* **Task item**
How many lines of these entries hold the string "Mining"? Answer with the number alone.

══════════

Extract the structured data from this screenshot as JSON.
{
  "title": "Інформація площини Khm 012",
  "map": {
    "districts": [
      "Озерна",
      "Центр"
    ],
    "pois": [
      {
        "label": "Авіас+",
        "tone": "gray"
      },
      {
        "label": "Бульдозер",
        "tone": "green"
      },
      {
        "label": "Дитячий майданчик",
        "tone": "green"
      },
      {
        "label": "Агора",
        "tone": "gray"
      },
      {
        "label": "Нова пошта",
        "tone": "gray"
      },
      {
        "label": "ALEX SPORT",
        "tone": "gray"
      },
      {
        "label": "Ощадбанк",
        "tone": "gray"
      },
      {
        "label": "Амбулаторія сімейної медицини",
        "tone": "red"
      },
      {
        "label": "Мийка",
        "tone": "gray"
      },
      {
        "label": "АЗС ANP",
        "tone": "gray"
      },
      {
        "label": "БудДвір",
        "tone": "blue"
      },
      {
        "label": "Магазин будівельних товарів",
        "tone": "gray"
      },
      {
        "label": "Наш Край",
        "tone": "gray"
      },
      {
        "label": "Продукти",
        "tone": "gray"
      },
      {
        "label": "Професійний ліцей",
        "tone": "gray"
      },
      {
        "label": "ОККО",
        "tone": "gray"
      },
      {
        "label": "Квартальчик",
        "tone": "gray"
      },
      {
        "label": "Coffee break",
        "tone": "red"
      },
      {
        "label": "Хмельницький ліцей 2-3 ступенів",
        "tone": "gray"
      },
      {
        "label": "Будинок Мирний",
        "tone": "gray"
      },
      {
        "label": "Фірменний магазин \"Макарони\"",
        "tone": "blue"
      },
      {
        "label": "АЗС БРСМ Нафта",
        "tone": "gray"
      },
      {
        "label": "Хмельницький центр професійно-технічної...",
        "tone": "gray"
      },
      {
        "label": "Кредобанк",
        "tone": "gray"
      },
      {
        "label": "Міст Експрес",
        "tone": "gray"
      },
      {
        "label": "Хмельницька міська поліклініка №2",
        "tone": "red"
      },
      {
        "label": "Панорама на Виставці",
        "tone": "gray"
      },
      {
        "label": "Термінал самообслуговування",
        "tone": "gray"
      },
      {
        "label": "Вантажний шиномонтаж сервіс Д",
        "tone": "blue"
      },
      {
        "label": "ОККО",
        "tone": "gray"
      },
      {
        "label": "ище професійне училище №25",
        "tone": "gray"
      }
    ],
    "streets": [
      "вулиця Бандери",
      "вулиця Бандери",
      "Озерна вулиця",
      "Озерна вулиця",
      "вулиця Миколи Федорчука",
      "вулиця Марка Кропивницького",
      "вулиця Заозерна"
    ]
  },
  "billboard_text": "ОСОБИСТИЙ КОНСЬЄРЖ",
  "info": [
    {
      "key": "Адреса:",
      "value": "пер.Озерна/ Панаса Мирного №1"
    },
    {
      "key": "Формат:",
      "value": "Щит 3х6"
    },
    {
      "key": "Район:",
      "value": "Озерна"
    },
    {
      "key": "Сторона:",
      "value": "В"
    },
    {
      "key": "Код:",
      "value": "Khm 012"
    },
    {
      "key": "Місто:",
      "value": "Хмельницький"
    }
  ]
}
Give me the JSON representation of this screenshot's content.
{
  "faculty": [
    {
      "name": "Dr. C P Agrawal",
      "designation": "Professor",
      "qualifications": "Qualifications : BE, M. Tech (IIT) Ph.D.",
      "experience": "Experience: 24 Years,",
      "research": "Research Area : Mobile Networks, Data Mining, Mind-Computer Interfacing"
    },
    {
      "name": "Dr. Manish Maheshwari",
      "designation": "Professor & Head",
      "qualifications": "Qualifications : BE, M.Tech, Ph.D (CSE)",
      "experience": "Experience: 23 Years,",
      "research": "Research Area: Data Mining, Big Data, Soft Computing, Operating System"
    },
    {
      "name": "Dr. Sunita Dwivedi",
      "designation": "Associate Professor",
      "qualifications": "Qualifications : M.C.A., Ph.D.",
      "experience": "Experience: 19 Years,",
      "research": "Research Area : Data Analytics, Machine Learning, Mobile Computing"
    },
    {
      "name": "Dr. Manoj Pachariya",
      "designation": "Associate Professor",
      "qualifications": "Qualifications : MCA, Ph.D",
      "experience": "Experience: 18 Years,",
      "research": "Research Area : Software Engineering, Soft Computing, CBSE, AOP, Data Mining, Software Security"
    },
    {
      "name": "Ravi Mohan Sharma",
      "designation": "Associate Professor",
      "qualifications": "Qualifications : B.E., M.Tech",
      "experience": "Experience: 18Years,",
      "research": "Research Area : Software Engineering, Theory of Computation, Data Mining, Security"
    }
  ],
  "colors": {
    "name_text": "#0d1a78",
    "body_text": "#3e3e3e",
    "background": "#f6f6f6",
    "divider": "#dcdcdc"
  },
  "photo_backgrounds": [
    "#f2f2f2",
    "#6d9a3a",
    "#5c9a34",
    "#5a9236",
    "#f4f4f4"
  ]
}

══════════

* **Output below**
4